## [Given data]
+ + +

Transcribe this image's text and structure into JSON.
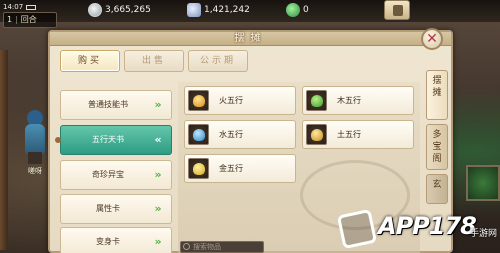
{
  "status_bar": {
    "time": "14:07"
  },
  "layer": {
    "value": "1",
    "label": "回合"
  },
  "resources": [
    {
      "name": "silver",
      "icon": "silver-coin-icon",
      "value": "3,665,265"
    },
    {
      "name": "crystal",
      "icon": "crystal-icon",
      "value": "1,421,242"
    },
    {
      "name": "jade",
      "icon": "jade-icon",
      "value": "0"
    }
  ],
  "panel": {
    "title": "摆摊"
  },
  "tabs": [
    {
      "label": "购买",
      "active": true
    },
    {
      "label": "出售",
      "active": false
    },
    {
      "label": "公示期",
      "active": false
    }
  ],
  "categories": [
    {
      "label": "普通技能书",
      "active": false
    },
    {
      "label": "五行天书",
      "active": true
    },
    {
      "label": "奇珍异宝",
      "active": false
    },
    {
      "label": "属性卡",
      "active": false
    },
    {
      "label": "变身卡",
      "active": false
    }
  ],
  "items": [
    {
      "label": "火五行",
      "icon": "fire-gem-icon"
    },
    {
      "label": "木五行",
      "icon": "wood-gem-icon"
    },
    {
      "label": "水五行",
      "icon": "water-gem-icon"
    },
    {
      "label": "土五行",
      "icon": "earth-gem-icon"
    },
    {
      "label": "金五行",
      "icon": "metal-gem-icon"
    }
  ],
  "search": {
    "placeholder": "搜索物品"
  },
  "side_tabs": [
    {
      "label": "摆摊",
      "active": true
    },
    {
      "label": "多宝阁",
      "active": false
    },
    {
      "label": "玄",
      "active": false
    }
  ],
  "character": {
    "name": "嗟呀"
  },
  "watermark": {
    "text": "APP178",
    "sub": "手游网"
  },
  "colors": {
    "active_category": "#2e9c84",
    "panel_bg": "#efe6d2",
    "close_x": "#b0383a"
  }
}
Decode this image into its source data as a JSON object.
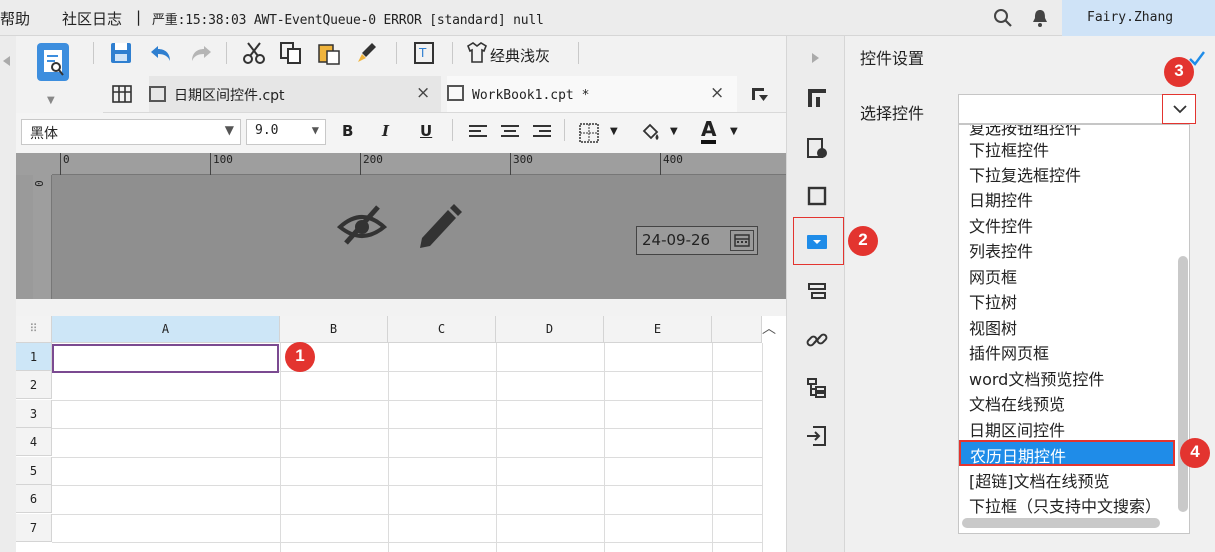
{
  "topbar": {
    "menu_label": "帮助",
    "log_title": "社区日志",
    "separator": "|",
    "log_text": "严重:15:38:03 AWT-EventQueue-0 ERROR [standard] null",
    "user_name": "Fairy.Zhang"
  },
  "toolbar": {
    "theme_label": "经典浅灰"
  },
  "tabs": [
    {
      "label": "日期区间控件.cpt",
      "close": "×"
    },
    {
      "label": "WorkBook1.cpt *",
      "close": "×"
    }
  ],
  "format": {
    "font_family": "黑体",
    "font_size": "9.0",
    "bold": "B",
    "italic": "I",
    "underline": "U",
    "font_color": "A"
  },
  "ruler": {
    "ticks": [
      "0",
      "100",
      "200",
      "300",
      "400"
    ],
    "left_mark": "0"
  },
  "canvas": {
    "date_value": "24-09-26"
  },
  "sheet": {
    "columns": [
      "A",
      "B",
      "C",
      "D",
      "E"
    ],
    "rows": [
      "1",
      "2",
      "3",
      "4",
      "5",
      "6",
      "7"
    ],
    "selected_cell": "A1"
  },
  "panel": {
    "title": "控件设置",
    "select_label": "选择控件",
    "options": [
      "复选按钮组控件",
      "下拉框控件",
      "下拉复选框控件",
      "日期控件",
      "文件控件",
      "列表控件",
      "网页框",
      "下拉树",
      "视图树",
      "插件网页框",
      "word文档预览控件",
      "文档在线预览",
      "日期区间控件",
      "农历日期控件",
      "[超链]文档在线预览",
      "下拉框（只支持中文搜索）"
    ],
    "selected_option": "农历日期控件"
  },
  "callouts": [
    "1",
    "2",
    "3",
    "4"
  ],
  "colors": {
    "accent_red": "#e3342f",
    "selection_blue": "#1f8ce8",
    "user_bg": "#cfe3f7",
    "cell_border": "#7b4a91"
  }
}
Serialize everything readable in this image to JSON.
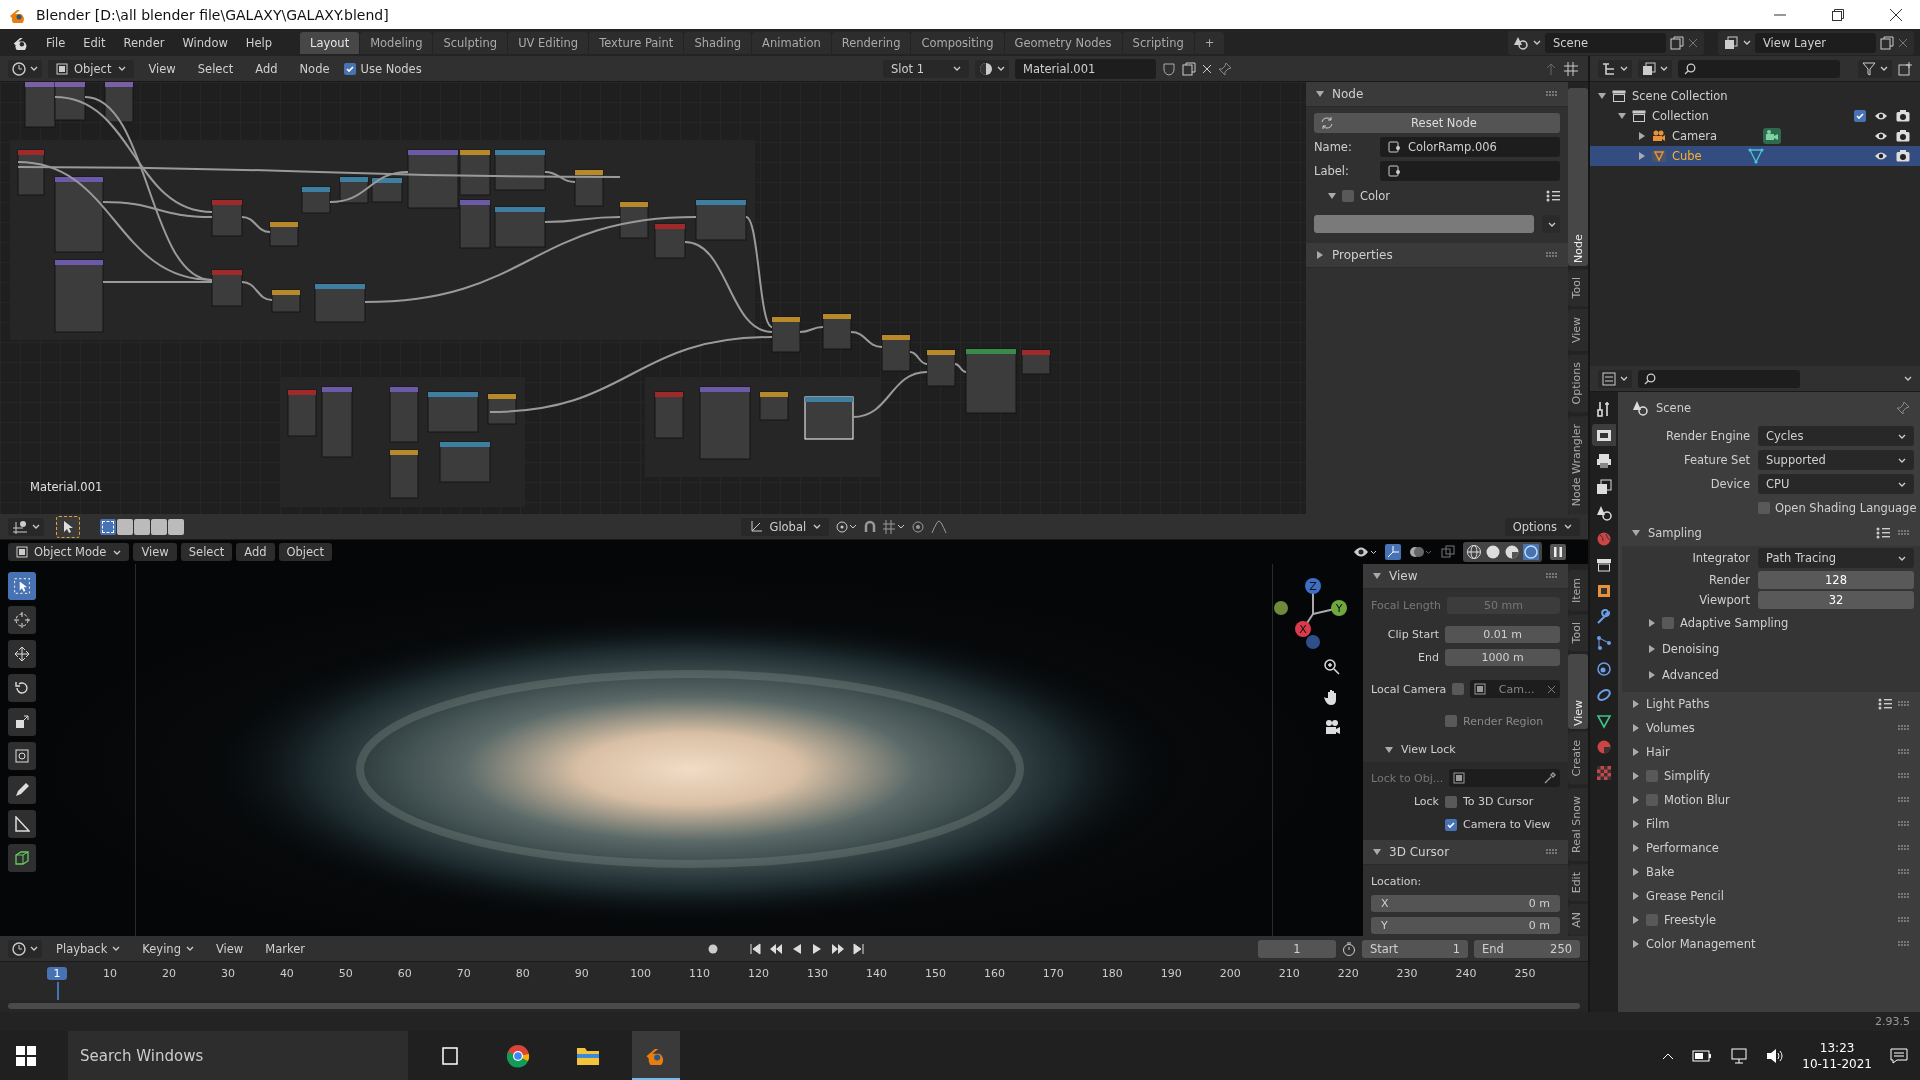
{
  "window": {
    "title": "Blender [D:\\all blender file\\GALAXY\\GALAXY.blend]"
  },
  "menu": [
    "File",
    "Edit",
    "Render",
    "Window",
    "Help"
  ],
  "workspaces": [
    {
      "label": "Layout",
      "selected": true
    },
    {
      "label": "Modeling",
      "selected": false
    },
    {
      "label": "Sculpting",
      "selected": false
    },
    {
      "label": "UV Editing",
      "selected": false
    },
    {
      "label": "Texture Paint",
      "selected": false
    },
    {
      "label": "Shading",
      "selected": false
    },
    {
      "label": "Animation",
      "selected": false
    },
    {
      "label": "Rendering",
      "selected": false
    },
    {
      "label": "Compositing",
      "selected": false
    },
    {
      "label": "Geometry Nodes",
      "selected": false
    },
    {
      "label": "Scripting",
      "selected": false
    }
  ],
  "add_workspace": "+",
  "scene": "Scene",
  "view_layer": "View Layer",
  "node_editor": {
    "mode": "Object",
    "menus": [
      "View",
      "Select",
      "Add",
      "Node"
    ],
    "use_nodes": {
      "label": "Use Nodes",
      "checked": true
    },
    "slot": "Slot 1",
    "material": "Material.001",
    "corner_label": "Material.001",
    "sidebar": {
      "tabs": [
        {
          "label": "Node",
          "selected": true
        },
        {
          "label": "Tool",
          "selected": false
        },
        {
          "label": "View",
          "selected": false
        },
        {
          "label": "Options",
          "selected": false
        },
        {
          "label": "Node Wrangler",
          "selected": false
        }
      ],
      "panel": "Node",
      "reset": "Reset Node",
      "name_label": "Name:",
      "name": "ColorRamp.006",
      "label_label": "Label:",
      "color": {
        "label": "Color",
        "checked": false
      },
      "properties": "Properties"
    }
  },
  "outliner": {
    "tree": [
      {
        "label": "Scene Collection",
        "kind": "scene_collection",
        "children": [
          {
            "label": "Collection",
            "kind": "collection",
            "checked": true,
            "children": [
              {
                "label": "Camera",
                "kind": "camera",
                "selected": false
              },
              {
                "label": "Cube",
                "kind": "mesh",
                "selected": true
              }
            ]
          }
        ]
      }
    ]
  },
  "viewport": {
    "mode": "Object Mode",
    "menus": [
      "View",
      "Select",
      "Add",
      "Object"
    ],
    "orientation": "Global",
    "options": "Options",
    "gizmo": [
      "X",
      "Y",
      "Z"
    ],
    "sidebar": {
      "tabs": [
        {
          "label": "Item",
          "selected": false
        },
        {
          "label": "Tool",
          "selected": false
        },
        {
          "label": "View",
          "selected": true
        },
        {
          "label": "Create",
          "selected": false
        },
        {
          "label": "Real Snow",
          "selected": false
        },
        {
          "label": "Edit",
          "selected": false
        },
        {
          "label": "AN",
          "selected": false
        }
      ],
      "view_panel": "View",
      "focal": {
        "label": "Focal Length",
        "value": "50 mm"
      },
      "clip": [
        {
          "label": "Clip Start",
          "value": "0.01 m"
        },
        {
          "label": "End",
          "value": "1000 m"
        }
      ],
      "local_camera": {
        "label": "Local Camera",
        "checked": false,
        "value": "Cam..."
      },
      "render_region": {
        "label": "Render Region",
        "checked": false
      },
      "view_lock": "View Lock",
      "lock_to": "Lock to Obj...",
      "lock": "Lock",
      "lock_options": [
        {
          "label": "To 3D Cursor",
          "checked": false
        },
        {
          "label": "Camera to View",
          "checked": true
        }
      ],
      "cursor_panel": "3D Cursor",
      "location": "Location:",
      "coords": [
        {
          "axis": "X",
          "value": "0 m"
        },
        {
          "axis": "Y",
          "value": "0 m"
        }
      ]
    }
  },
  "properties": {
    "title": "Scene",
    "tabs": [
      {
        "kind": "tool",
        "selected": false
      },
      {
        "kind": "render",
        "selected": true
      },
      {
        "kind": "output",
        "selected": false
      },
      {
        "kind": "view_layer",
        "selected": false
      },
      {
        "kind": "scene",
        "selected": false
      },
      {
        "kind": "world",
        "selected": false
      },
      {
        "kind": "collection",
        "selected": false
      },
      {
        "kind": "object",
        "selected": false
      },
      {
        "kind": "modifier",
        "selected": false
      },
      {
        "kind": "particles",
        "selected": false
      },
      {
        "kind": "physics",
        "selected": false
      },
      {
        "kind": "constraints",
        "selected": false
      },
      {
        "kind": "data",
        "selected": false
      },
      {
        "kind": "material",
        "selected": false
      },
      {
        "kind": "texture",
        "selected": false
      }
    ],
    "settings": [
      {
        "label": "Render Engine",
        "value": "Cycles"
      },
      {
        "label": "Feature Set",
        "value": "Supported"
      },
      {
        "label": "Device",
        "value": "CPU"
      }
    ],
    "osl": {
      "label": "Open Shading Language",
      "checked": false
    },
    "sampling": {
      "label": "Sampling",
      "integrator": {
        "label": "Integrator",
        "value": "Path Tracing"
      },
      "samples": [
        {
          "label": "Render",
          "value": "128"
        },
        {
          "label": "Viewport",
          "value": "32"
        }
      ],
      "subpanels": [
        {
          "label": "Adaptive Sampling",
          "kind": "checkbox",
          "checked": false
        },
        {
          "label": "Denoising",
          "kind": "plain"
        },
        {
          "label": "Advanced",
          "kind": "plain"
        }
      ]
    },
    "panels": [
      {
        "label": "Light Paths",
        "kind": "presets"
      },
      {
        "label": "Volumes",
        "kind": "plain"
      },
      {
        "label": "Hair",
        "kind": "plain"
      },
      {
        "label": "Simplify",
        "kind": "checkbox",
        "checked": false
      },
      {
        "label": "Motion Blur",
        "kind": "checkbox",
        "checked": false
      },
      {
        "label": "Film",
        "kind": "plain"
      },
      {
        "label": "Performance",
        "kind": "plain"
      },
      {
        "label": "Bake",
        "kind": "plain"
      },
      {
        "label": "Grease Pencil",
        "kind": "plain"
      },
      {
        "label": "Freestyle",
        "kind": "checkbox",
        "checked": false
      },
      {
        "label": "Color Management",
        "kind": "plain"
      }
    ]
  },
  "timeline": {
    "menus": [
      "Playback",
      "Keying",
      "View",
      "Marker"
    ],
    "current_frame": "1",
    "start_label": "Start",
    "start": "1",
    "end_label": "End",
    "end": "250",
    "ruler": [
      {
        "label": "1",
        "selected": true
      },
      {
        "label": "10",
        "selected": false
      },
      {
        "label": "20",
        "selected": false
      },
      {
        "label": "30",
        "selected": false
      },
      {
        "label": "40",
        "selected": false
      },
      {
        "label": "50",
        "selected": false
      },
      {
        "label": "60",
        "selected": false
      },
      {
        "label": "70",
        "selected": false
      },
      {
        "label": "80",
        "selected": false
      },
      {
        "label": "90",
        "selected": false
      },
      {
        "label": "100",
        "selected": false
      },
      {
        "label": "110",
        "selected": false
      },
      {
        "label": "120",
        "selected": false
      },
      {
        "label": "130",
        "selected": false
      },
      {
        "label": "140",
        "selected": false
      },
      {
        "label": "150",
        "selected": false
      },
      {
        "label": "160",
        "selected": false
      },
      {
        "label": "170",
        "selected": false
      },
      {
        "label": "180",
        "selected": false
      },
      {
        "label": "190",
        "selected": false
      },
      {
        "label": "200",
        "selected": false
      },
      {
        "label": "210",
        "selected": false
      },
      {
        "label": "220",
        "selected": false
      },
      {
        "label": "230",
        "selected": false
      },
      {
        "label": "240",
        "selected": false
      },
      {
        "label": "250",
        "selected": false
      }
    ]
  },
  "status_bar": {
    "version": "2.93.5"
  },
  "taskbar": {
    "search": "Search Windows",
    "time": "13:23",
    "date": "10-11-2021"
  }
}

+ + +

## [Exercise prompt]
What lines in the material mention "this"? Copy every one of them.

## [Completed task]
Transcribe this image's text and structure into JSON.
Decode this image into its source data as a JSON object.
Serialize everything readable in this image to JSON.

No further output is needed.